Data provided:
┄┄┄┄┄┄
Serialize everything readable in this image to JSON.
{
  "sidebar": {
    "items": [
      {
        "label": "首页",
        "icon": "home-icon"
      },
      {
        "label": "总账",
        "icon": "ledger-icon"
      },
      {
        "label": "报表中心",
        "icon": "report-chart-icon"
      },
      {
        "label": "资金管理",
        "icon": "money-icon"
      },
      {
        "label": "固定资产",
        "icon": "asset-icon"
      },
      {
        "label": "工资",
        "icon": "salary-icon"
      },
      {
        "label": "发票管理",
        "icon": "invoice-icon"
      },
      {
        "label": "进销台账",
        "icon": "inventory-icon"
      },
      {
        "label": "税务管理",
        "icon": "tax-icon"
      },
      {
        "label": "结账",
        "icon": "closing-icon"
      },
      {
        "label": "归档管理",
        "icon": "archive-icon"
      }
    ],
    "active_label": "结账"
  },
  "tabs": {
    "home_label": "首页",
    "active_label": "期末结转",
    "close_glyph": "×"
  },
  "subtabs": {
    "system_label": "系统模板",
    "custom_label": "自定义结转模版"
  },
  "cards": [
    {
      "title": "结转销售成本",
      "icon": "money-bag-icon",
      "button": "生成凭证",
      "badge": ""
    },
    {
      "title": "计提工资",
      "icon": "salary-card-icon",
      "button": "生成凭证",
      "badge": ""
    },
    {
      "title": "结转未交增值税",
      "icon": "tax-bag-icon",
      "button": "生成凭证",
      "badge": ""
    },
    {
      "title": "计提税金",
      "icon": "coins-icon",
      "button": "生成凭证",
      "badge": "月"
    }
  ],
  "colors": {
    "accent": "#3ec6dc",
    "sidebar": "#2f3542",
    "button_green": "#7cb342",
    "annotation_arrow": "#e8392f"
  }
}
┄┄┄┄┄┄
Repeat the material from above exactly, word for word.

Answer space:
Serialize everything readable in this image to JSON.
{
  "sidebar": {
    "items": [
      {
        "label": "首页",
        "icon": "home-icon"
      },
      {
        "label": "总账",
        "icon": "ledger-icon"
      },
      {
        "label": "报表中心",
        "icon": "report-chart-icon"
      },
      {
        "label": "资金管理",
        "icon": "money-icon"
      },
      {
        "label": "固定资产",
        "icon": "asset-icon"
      },
      {
        "label": "工资",
        "icon": "salary-icon"
      },
      {
        "label": "发票管理",
        "icon": "invoice-icon"
      },
      {
        "label": "进销台账",
        "icon": "inventory-icon"
      },
      {
        "label": "税务管理",
        "icon": "tax-icon"
      },
      {
        "label": "结账",
        "icon": "closing-icon"
      },
      {
        "label": "归档管理",
        "icon": "archive-icon"
      }
    ],
    "active_label": "结账"
  },
  "tabs": {
    "home_label": "首页",
    "active_label": "期末结转",
    "close_glyph": "×"
  },
  "subtabs": {
    "system_label": "系统模板",
    "custom_label": "自定义结转模版"
  },
  "cards": [
    {
      "title": "结转销售成本",
      "icon": "money-bag-icon",
      "button": "生成凭证",
      "badge": ""
    },
    {
      "title": "计提工资",
      "icon": "salary-card-icon",
      "button": "生成凭证",
      "badge": ""
    },
    {
      "title": "结转未交增值税",
      "icon": "tax-bag-icon",
      "button": "生成凭证",
      "badge": ""
    },
    {
      "title": "计提税金",
      "icon": "coins-icon",
      "button": "生成凭证",
      "badge": "月"
    }
  ],
  "colors": {
    "accent": "#3ec6dc",
    "sidebar": "#2f3542",
    "button_green": "#7cb342",
    "annotation_arrow": "#e8392f"
  }
}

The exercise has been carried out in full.